Working data:

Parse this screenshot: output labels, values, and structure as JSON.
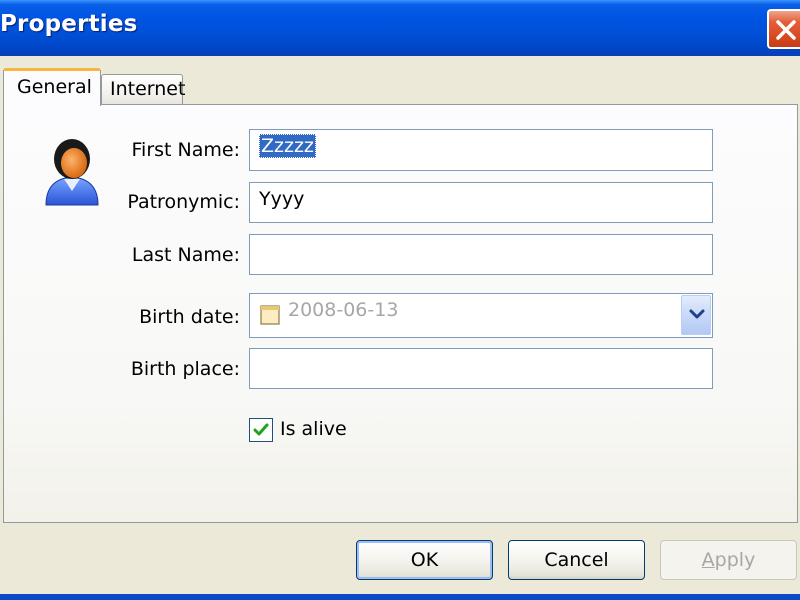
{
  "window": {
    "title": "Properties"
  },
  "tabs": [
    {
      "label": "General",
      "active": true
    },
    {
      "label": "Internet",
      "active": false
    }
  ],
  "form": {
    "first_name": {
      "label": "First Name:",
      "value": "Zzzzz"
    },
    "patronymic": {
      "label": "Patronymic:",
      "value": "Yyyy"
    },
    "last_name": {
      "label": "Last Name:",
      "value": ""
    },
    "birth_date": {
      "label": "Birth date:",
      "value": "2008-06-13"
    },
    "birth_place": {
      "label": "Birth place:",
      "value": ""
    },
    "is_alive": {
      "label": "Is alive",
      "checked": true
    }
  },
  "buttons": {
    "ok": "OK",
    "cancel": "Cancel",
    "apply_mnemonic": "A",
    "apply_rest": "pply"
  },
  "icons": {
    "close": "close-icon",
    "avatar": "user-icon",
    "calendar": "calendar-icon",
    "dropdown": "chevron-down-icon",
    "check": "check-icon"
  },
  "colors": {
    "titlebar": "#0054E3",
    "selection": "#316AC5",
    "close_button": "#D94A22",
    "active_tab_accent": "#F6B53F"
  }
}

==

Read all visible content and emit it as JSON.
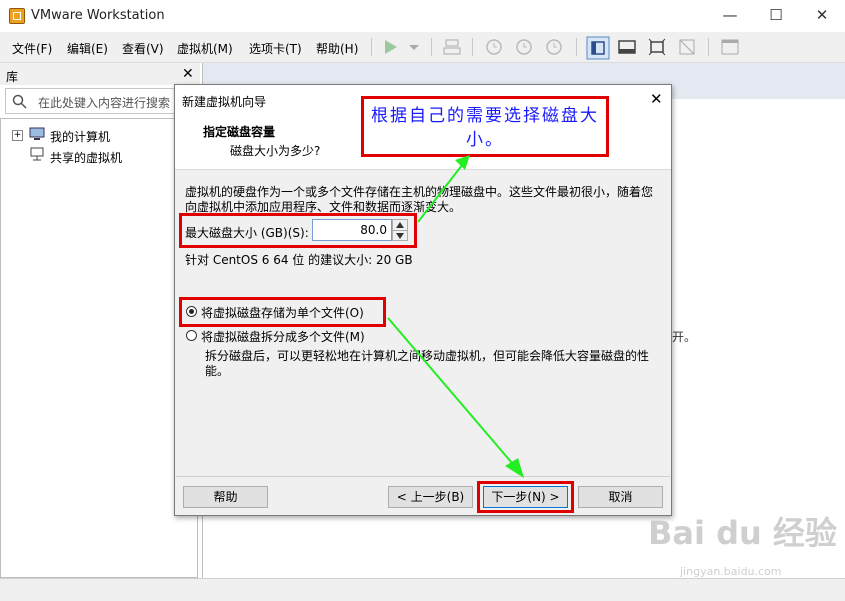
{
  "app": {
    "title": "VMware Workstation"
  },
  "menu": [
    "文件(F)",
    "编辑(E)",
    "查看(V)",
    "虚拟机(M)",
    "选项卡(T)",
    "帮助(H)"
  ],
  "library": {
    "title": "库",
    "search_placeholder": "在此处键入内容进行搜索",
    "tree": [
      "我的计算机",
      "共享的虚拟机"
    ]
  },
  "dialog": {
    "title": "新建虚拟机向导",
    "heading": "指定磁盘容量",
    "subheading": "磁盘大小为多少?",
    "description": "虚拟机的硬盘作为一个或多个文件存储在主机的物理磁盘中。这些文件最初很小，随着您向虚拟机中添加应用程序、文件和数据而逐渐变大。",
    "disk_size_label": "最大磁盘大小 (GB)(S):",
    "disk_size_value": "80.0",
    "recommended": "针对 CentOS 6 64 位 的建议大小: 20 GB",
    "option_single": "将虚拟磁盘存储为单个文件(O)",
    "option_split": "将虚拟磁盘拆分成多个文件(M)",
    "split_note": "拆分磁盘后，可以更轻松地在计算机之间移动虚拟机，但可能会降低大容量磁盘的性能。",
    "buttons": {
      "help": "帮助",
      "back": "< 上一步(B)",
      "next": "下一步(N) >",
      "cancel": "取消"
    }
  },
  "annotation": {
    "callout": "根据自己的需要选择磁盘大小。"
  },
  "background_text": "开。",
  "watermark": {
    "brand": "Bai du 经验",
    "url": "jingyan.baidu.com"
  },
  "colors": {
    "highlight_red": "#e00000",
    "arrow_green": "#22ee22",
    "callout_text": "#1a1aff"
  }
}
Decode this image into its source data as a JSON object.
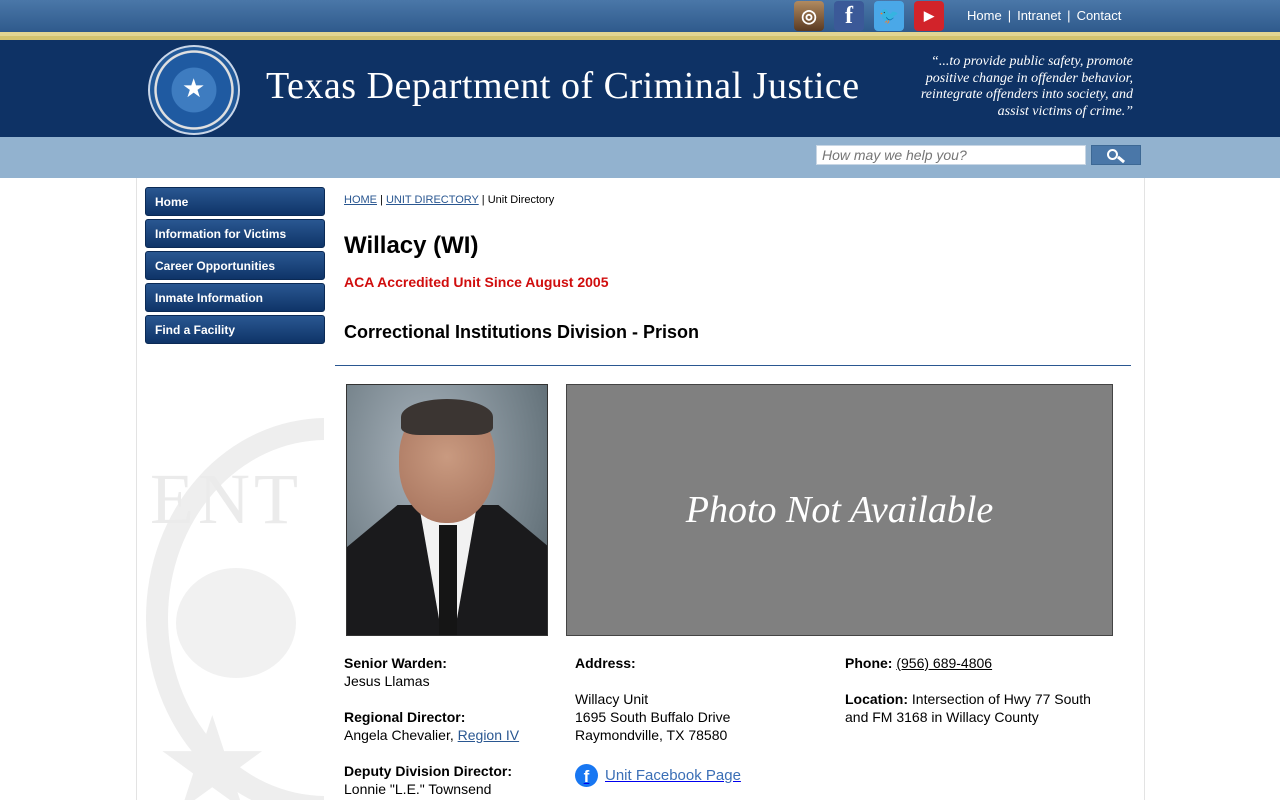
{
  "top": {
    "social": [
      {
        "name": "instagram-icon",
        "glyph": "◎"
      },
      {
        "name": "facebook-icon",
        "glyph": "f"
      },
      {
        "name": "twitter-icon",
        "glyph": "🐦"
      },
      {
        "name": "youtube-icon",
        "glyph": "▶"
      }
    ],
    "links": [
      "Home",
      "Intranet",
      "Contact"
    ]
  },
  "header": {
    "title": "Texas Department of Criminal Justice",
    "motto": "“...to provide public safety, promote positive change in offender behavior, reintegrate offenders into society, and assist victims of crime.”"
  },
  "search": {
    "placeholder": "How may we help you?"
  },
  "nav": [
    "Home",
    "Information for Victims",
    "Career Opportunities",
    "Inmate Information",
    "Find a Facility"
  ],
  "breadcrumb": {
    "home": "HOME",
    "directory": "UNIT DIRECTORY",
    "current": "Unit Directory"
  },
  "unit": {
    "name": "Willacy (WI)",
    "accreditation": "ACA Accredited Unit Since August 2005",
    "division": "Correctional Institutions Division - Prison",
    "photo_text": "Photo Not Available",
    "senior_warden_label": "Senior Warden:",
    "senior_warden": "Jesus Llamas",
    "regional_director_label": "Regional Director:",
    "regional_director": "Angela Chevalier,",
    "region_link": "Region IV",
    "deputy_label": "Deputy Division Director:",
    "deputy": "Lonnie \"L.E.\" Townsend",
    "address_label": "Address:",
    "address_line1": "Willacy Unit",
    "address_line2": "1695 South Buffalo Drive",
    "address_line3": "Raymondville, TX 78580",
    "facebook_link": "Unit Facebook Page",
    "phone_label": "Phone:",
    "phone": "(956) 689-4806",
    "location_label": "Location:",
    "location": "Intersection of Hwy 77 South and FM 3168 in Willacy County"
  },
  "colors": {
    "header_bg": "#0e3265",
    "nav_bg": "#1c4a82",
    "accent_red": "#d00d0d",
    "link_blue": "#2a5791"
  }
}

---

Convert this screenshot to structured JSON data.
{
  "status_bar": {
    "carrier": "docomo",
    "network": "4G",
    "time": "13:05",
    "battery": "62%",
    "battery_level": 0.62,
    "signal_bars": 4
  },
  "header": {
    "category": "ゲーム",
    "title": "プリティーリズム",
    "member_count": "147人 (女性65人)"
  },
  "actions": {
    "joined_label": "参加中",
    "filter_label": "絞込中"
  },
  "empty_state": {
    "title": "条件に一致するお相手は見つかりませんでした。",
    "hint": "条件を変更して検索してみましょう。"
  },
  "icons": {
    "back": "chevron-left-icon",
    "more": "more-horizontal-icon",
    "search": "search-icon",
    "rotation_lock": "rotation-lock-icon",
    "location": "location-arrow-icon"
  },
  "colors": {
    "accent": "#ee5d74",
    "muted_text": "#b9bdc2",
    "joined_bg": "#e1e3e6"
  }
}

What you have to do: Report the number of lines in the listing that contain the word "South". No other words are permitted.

Answer below: 2